    Grand Canyon National Park is a seminal trip for many families. Here are the Forbes Travel Guide editors’ picks for the five best things to do with kids — all offer plenty of opportunities for photos:
    1. Take a smooth water raft trip. Flat-water trips are a less intense river experience and are entertaining for younger children. Pick a half-day or full-day tour and ride the easy rapids of the Colorado River.
    2. Go river camping. You can ride the river for up to 18 days in large motorized rafts, oared rafts, paddle rafts or dories. Several river concessioners operate these tours through the canyon; we like Canyon Explorations for its upscale options.
    3. Travel by mule. For families with animal-loving children, take an overnight mule ride and stay at Phantom Ranch, where meals are included. If you don’t think the kids (or adults) can handle a full day on the back of a mule, opt for a half-day trip through the inner canyon on the North Kaibab Trail.
    4. Take an interpretive ranger tour. The Grand Canyon’s South Rim and North Rim operate different programs at different times of the year. You can get a ranger’s point of view during walks, talks, hikes and even telescope viewing. Programs generally run from March to mid-October.
    5. Hike the South Kaibab Trail. This 3-mile, kid-friendly hike cuts off at Cedar Ridge Trail and offers panoramic views on a ridgeline descent. There’s little shade and no water — don’t attempt long hikes here at the height of summer. Go to the Bright Angel Trail for guaranteed water stops and shade.
  • On August 16, 2012
    Becky Bosshart answered the question: Becky Bosshart

    What are the five best things to see and do in the Grand Canyon?

    Once you see the Grand Canyon in person, you’ll realize why it was named one of the 1,000 places to see before you die. Because of its international popularity (the national park attracts about five million tourists annually), you’ll find an organized tourist economy built around providing good and safe outdoor experiences.

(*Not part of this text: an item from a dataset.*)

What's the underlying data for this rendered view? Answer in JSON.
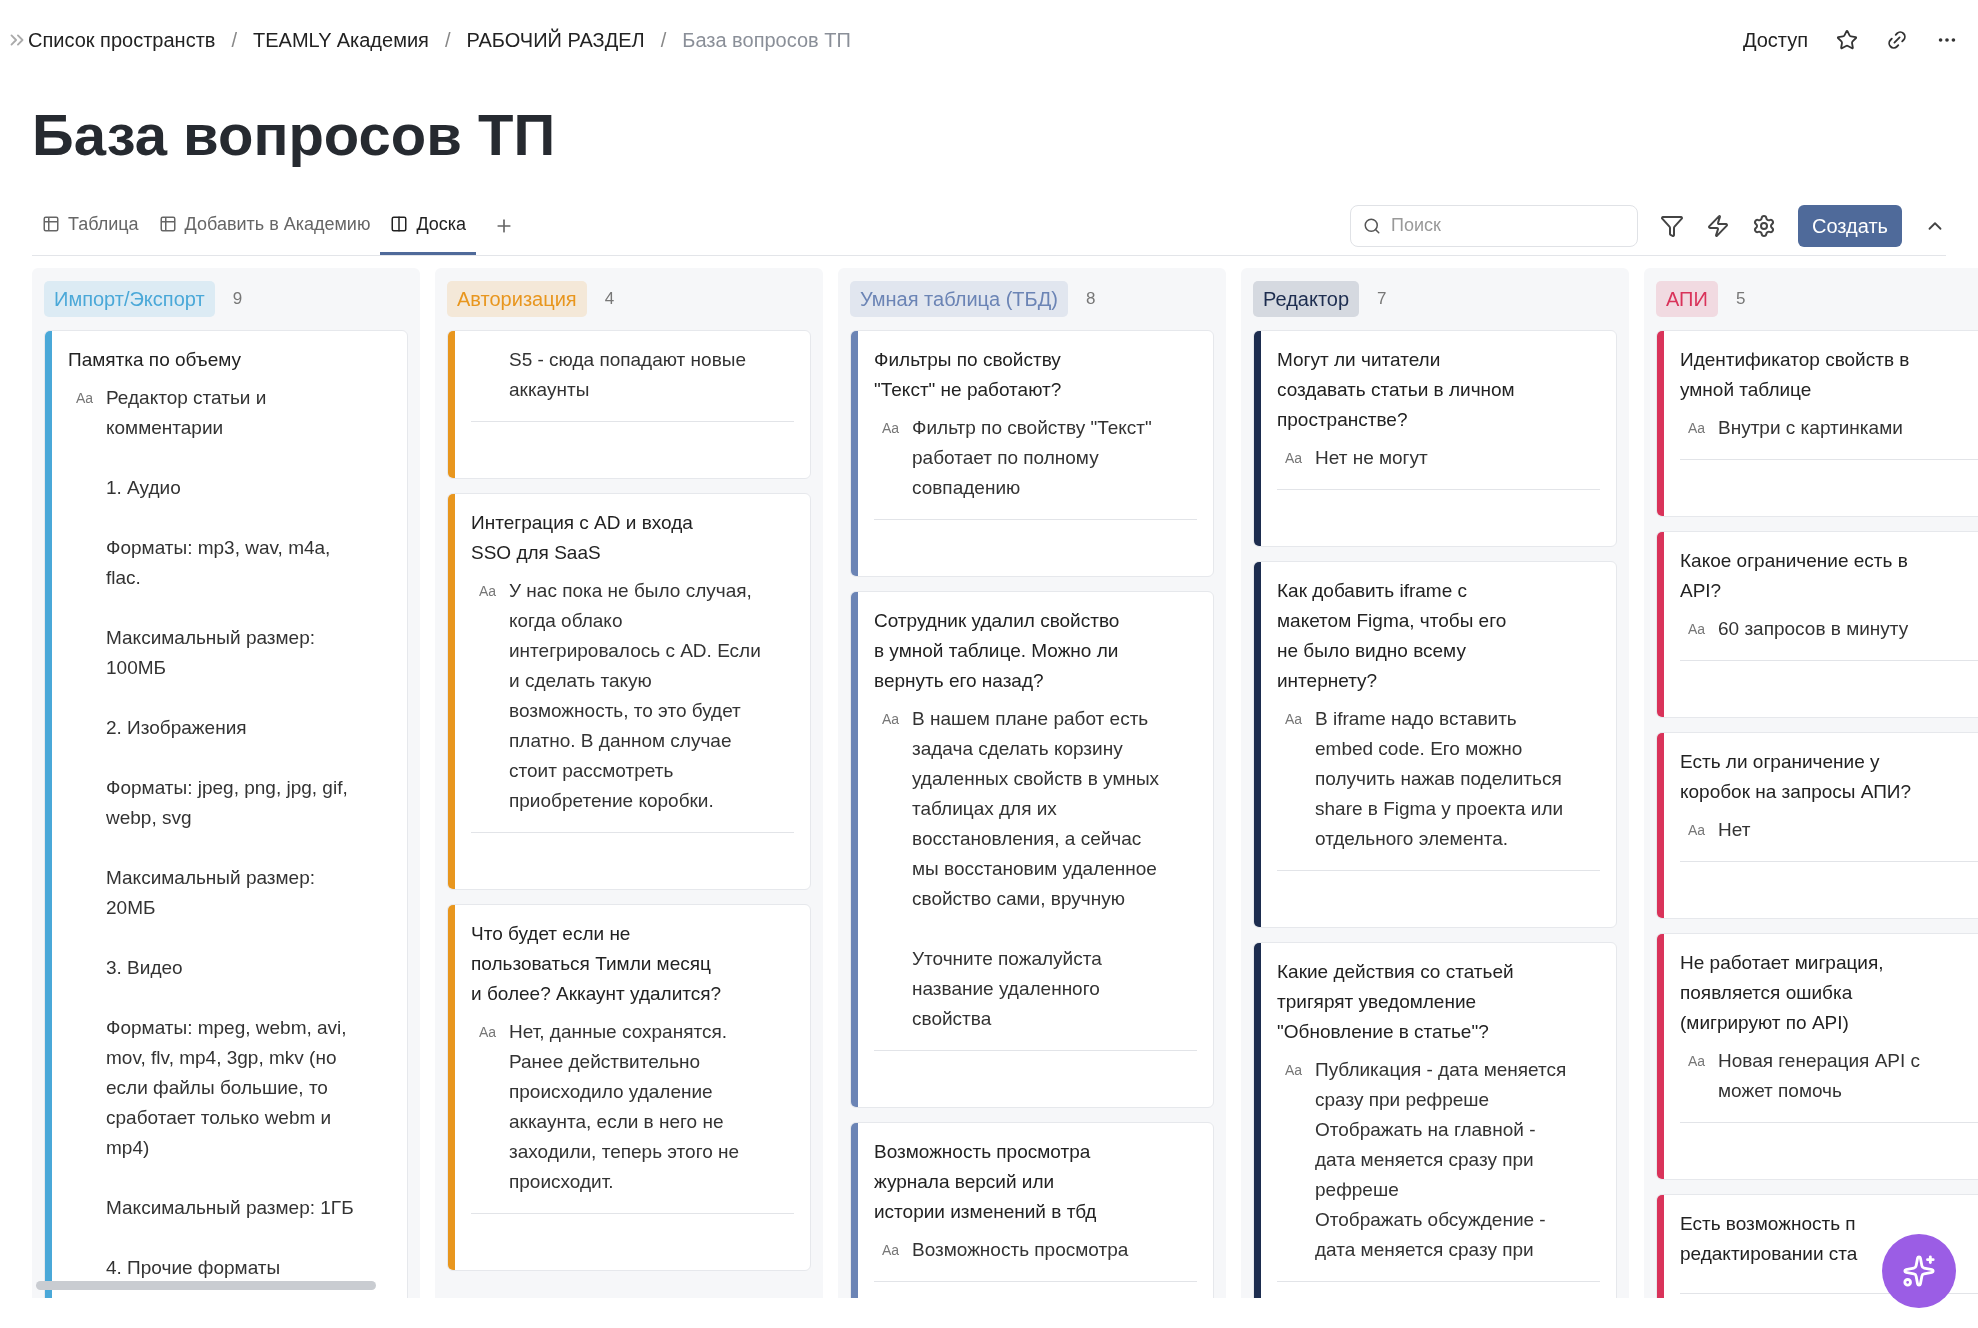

Here are five things Forbes Travel Guide recommends seeing and doing at the Grand Canyon:
    1. Plan your trip around the star attraction, the canyon itself. Descend to the bottom of the canyon on the Bright Angel Trail. We suggest starting before 7 a.m. if you want to get through all the switchbacks by 7 p.m. However, many people extend this trip over several days, choosing to camp or lodge along the way.

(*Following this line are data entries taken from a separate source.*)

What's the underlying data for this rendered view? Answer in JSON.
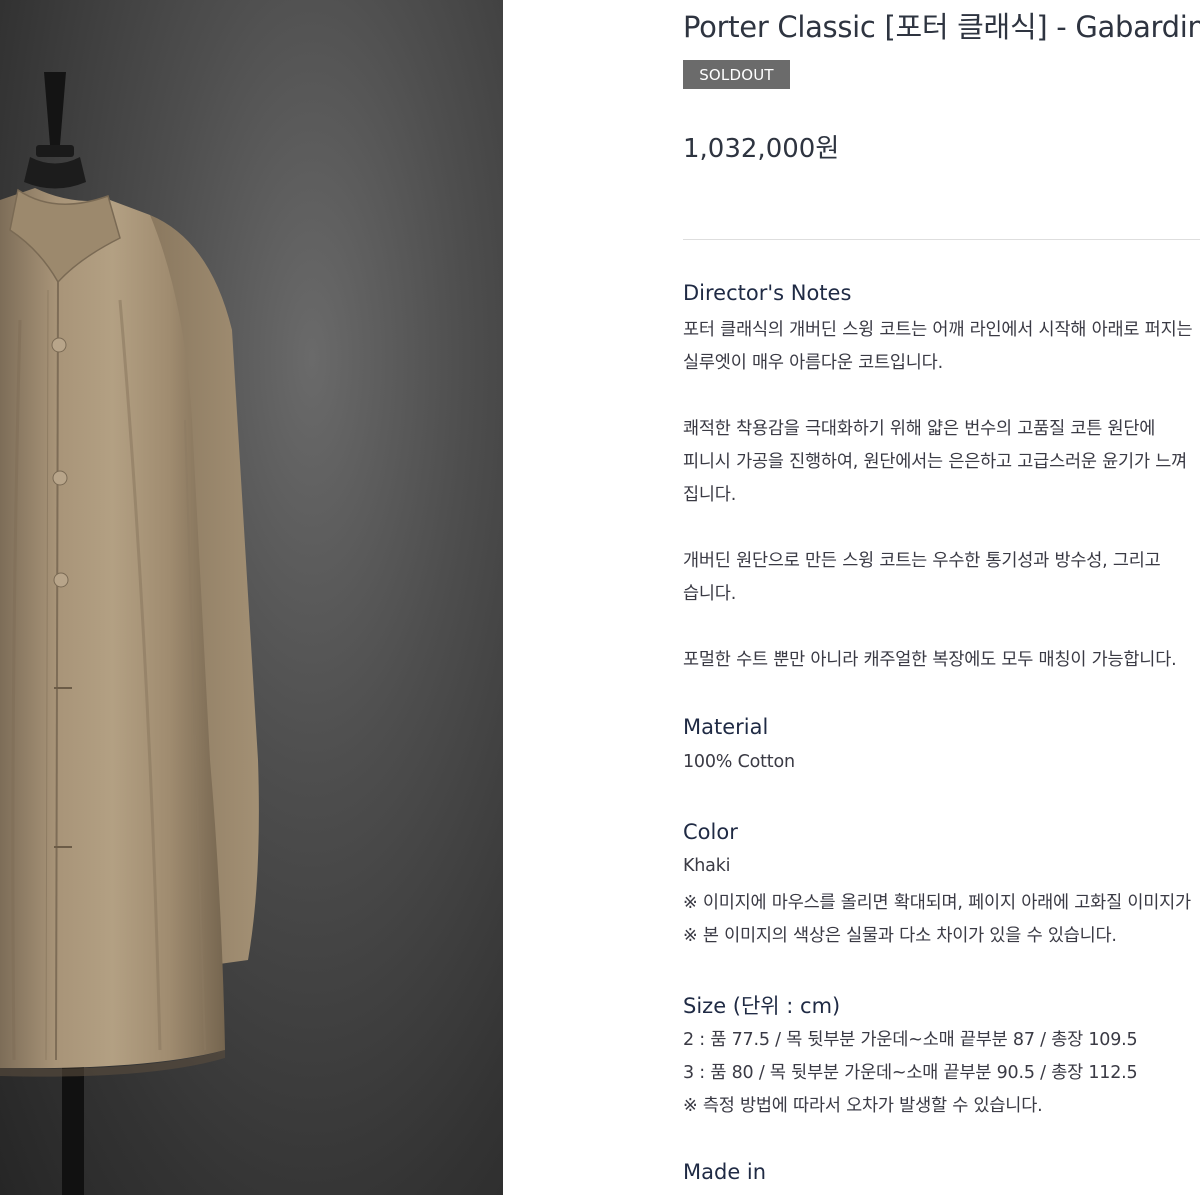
{
  "product": {
    "title": "Porter Classic [포터 클래식] - Gabardine Swing Coat",
    "badge": "SOLDOUT",
    "price": "1,032,000원"
  },
  "directors_notes": {
    "heading": "Director's Notes",
    "lines": [
      "포터 클래식의 개버딘 스윙 코트는 어깨 라인에서 시작해 아래로 퍼지는",
      "실루엣이 매우 아름다운 코트입니다.",
      "쾌적한 착용감을 극대화하기 위해 얇은 번수의 고품질 코튼 원단에",
      "피니시 가공을 진행하여, 원단에서는 은은하고 고급스러운 윤기가 느껴",
      "집니다.",
      "개버딘 원단으로 만든 스윙 코트는 우수한 통기성과 방수성, 그리고",
      "습니다.",
      "포멀한 수트 뿐만 아니라 캐주얼한 복장에도 모두 매칭이 가능합니다."
    ]
  },
  "material": {
    "heading": "Material",
    "value": "100% Cotton"
  },
  "color": {
    "heading": "Color",
    "value": "Khaki",
    "note1": "※ 이미지에 마우스를 올리면 확대되며, 페이지 아래에 고화질 이미지가",
    "note2": "※ 본 이미지의 색상은 실물과 다소 차이가 있을 수 있습니다."
  },
  "size": {
    "heading": "Size (단위 : cm)",
    "rows": [
      "2 : 품 77.5 / 목 뒷부분 가운데~소매 끝부분 87 / 총장 109.5",
      "3 : 품 80 / 목 뒷부분 가운데~소매 끝부분 90.5 / 총장 112.5"
    ],
    "note": "※ 측정 방법에 따라서 오차가 발생할 수 있습니다."
  },
  "made_in": {
    "heading": "Made in"
  },
  "colors": {
    "badge_bg": "#6b6b6b",
    "coat": "#a69276",
    "backdrop": "#3a3a3a"
  }
}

    2. Shop Grand Canyon Village Market. This shop has basic camping supplies and groceries, but you’ll also want to come here for the view — it’s near two famous overlooks along the South Rim, Hermits Rest and Desert View.

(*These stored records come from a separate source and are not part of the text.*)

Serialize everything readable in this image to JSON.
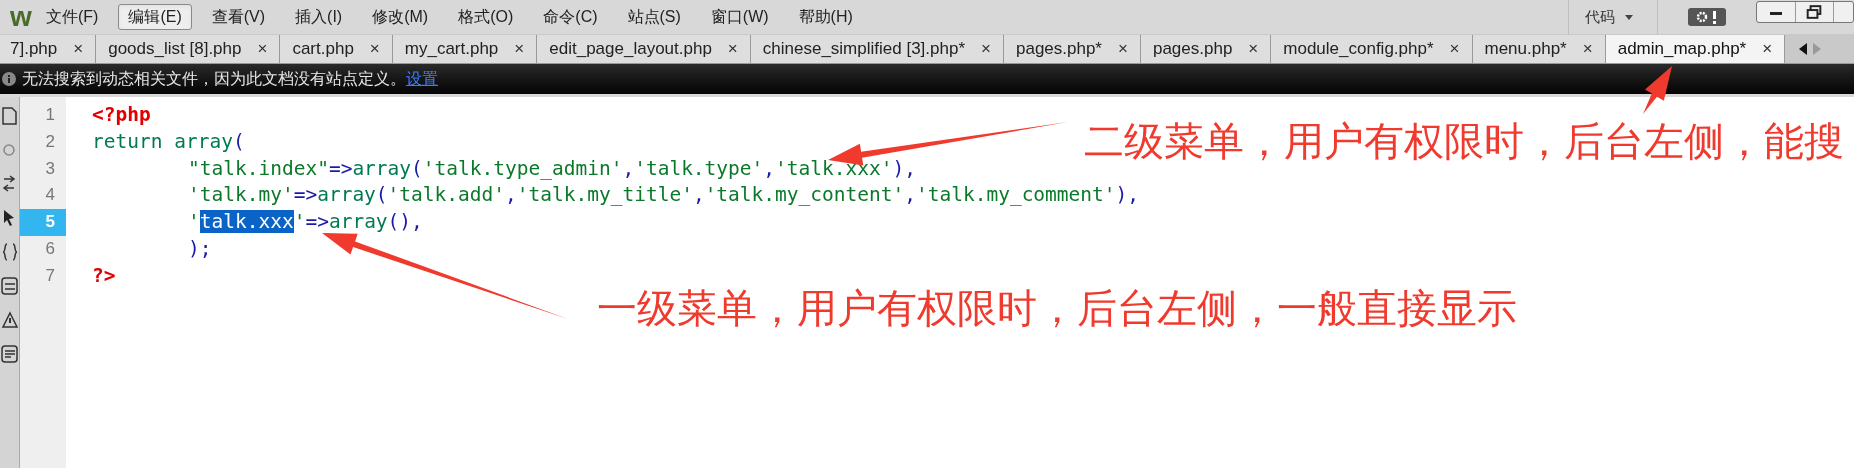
{
  "app": {
    "logo": "w"
  },
  "menu": [
    {
      "label": "文件(F)",
      "selected": false
    },
    {
      "label": "编辑(E)",
      "selected": true
    },
    {
      "label": "查看(V)",
      "selected": false
    },
    {
      "label": "插入(I)",
      "selected": false
    },
    {
      "label": "修改(M)",
      "selected": false
    },
    {
      "label": "格式(O)",
      "selected": false
    },
    {
      "label": "命令(C)",
      "selected": false
    },
    {
      "label": "站点(S)",
      "selected": false
    },
    {
      "label": "窗口(W)",
      "selected": false
    },
    {
      "label": "帮助(H)",
      "selected": false
    }
  ],
  "view_switch": {
    "label": "代码"
  },
  "tabs": [
    {
      "label": "7].php",
      "selected": false
    },
    {
      "label": "goods_list [8].php",
      "selected": false
    },
    {
      "label": "cart.php",
      "selected": false
    },
    {
      "label": "my_cart.php",
      "selected": false
    },
    {
      "label": "edit_page_layout.php",
      "selected": false
    },
    {
      "label": "chinese_simplified [3].php*",
      "selected": false
    },
    {
      "label": "pages.php*",
      "selected": false
    },
    {
      "label": "pages.php",
      "selected": false
    },
    {
      "label": "module_config.php*",
      "selected": false
    },
    {
      "label": "menu.php*",
      "selected": false
    },
    {
      "label": "admin_map.php*",
      "selected": true
    }
  ],
  "tab_close": "×",
  "info_bar": {
    "message": "无法搜索到动态相关文件，因为此文档没有站点定义。",
    "link": "设置"
  },
  "code_lines": [
    {
      "number": "1",
      "current": false,
      "indent": false,
      "tokens": [
        {
          "kind": "tag",
          "text": "<?php"
        }
      ]
    },
    {
      "number": "2",
      "current": false,
      "indent": false,
      "tokens": [
        {
          "kind": "keyword",
          "text": "return array"
        },
        {
          "kind": "punct",
          "text": "("
        }
      ]
    },
    {
      "number": "3",
      "current": false,
      "indent": true,
      "tokens": [
        {
          "kind": "string",
          "text": "\"talk.index\""
        },
        {
          "kind": "punct",
          "text": "=>"
        },
        {
          "kind": "keyword",
          "text": "array"
        },
        {
          "kind": "punct",
          "text": "("
        },
        {
          "kind": "string",
          "text": "'talk.type_admin'"
        },
        {
          "kind": "punct",
          "text": ","
        },
        {
          "kind": "string",
          "text": "'talk.type'"
        },
        {
          "kind": "punct",
          "text": ","
        },
        {
          "kind": "string",
          "text": "'talk.xxx'"
        },
        {
          "kind": "punct",
          "text": "),"
        }
      ]
    },
    {
      "number": "4",
      "current": false,
      "indent": true,
      "tokens": [
        {
          "kind": "string",
          "text": "'talk.my'"
        },
        {
          "kind": "punct",
          "text": "=>"
        },
        {
          "kind": "keyword",
          "text": "array"
        },
        {
          "kind": "punct",
          "text": "("
        },
        {
          "kind": "string",
          "text": "'talk.add'"
        },
        {
          "kind": "punct",
          "text": ","
        },
        {
          "kind": "string",
          "text": "'talk.my_title'"
        },
        {
          "kind": "punct",
          "text": ","
        },
        {
          "kind": "string",
          "text": "'talk.my_content'"
        },
        {
          "kind": "punct",
          "text": ","
        },
        {
          "kind": "string",
          "text": "'talk.my_comment'"
        },
        {
          "kind": "punct",
          "text": "),"
        }
      ]
    },
    {
      "number": "5",
      "current": true,
      "indent": true,
      "tokens": [
        {
          "kind": "string",
          "text": "'"
        },
        {
          "kind": "selection",
          "text": "talk.xxx"
        },
        {
          "kind": "string",
          "text": "'"
        },
        {
          "kind": "punct",
          "text": "=>"
        },
        {
          "kind": "keyword",
          "text": "array"
        },
        {
          "kind": "punct",
          "text": "(),"
        }
      ]
    },
    {
      "number": "6",
      "current": false,
      "indent": true,
      "tokens": [
        {
          "kind": "punct",
          "text": ");"
        }
      ]
    },
    {
      "number": "7",
      "current": false,
      "indent": false,
      "tokens": [
        {
          "kind": "tag",
          "text": "?>"
        }
      ]
    }
  ],
  "annotations": [
    {
      "text": "二级菜单，用户有权限时，后台左侧，能搜"
    },
    {
      "text": "一级菜单，用户有权限时，后台左侧，一般直接显示"
    }
  ]
}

    3. Book a river trip. See for yourself how the Colorado River affects the regional environment. Canyon Explorations features multi-day paddle and oar raft trips down the river. Do-it-yourselfers can pick up a noncommercial permit to launch from Diamond Creek, but due to high demand these can be hard to come by.
    4. Visit Mather Point. Avoid the overcrowded Grand Canyon Skywalk and instead see the sunrise at Mather Point also on the South Rim — it’s all natural beauty, no hype.
    5. Take an overnight mule ride. Saddle up for an overnight mule ride (you can stay at Phantom Ranch, where meals are included) or take a half-day inner canyon trip to Supai Tunnel on the North Kaibab Trail.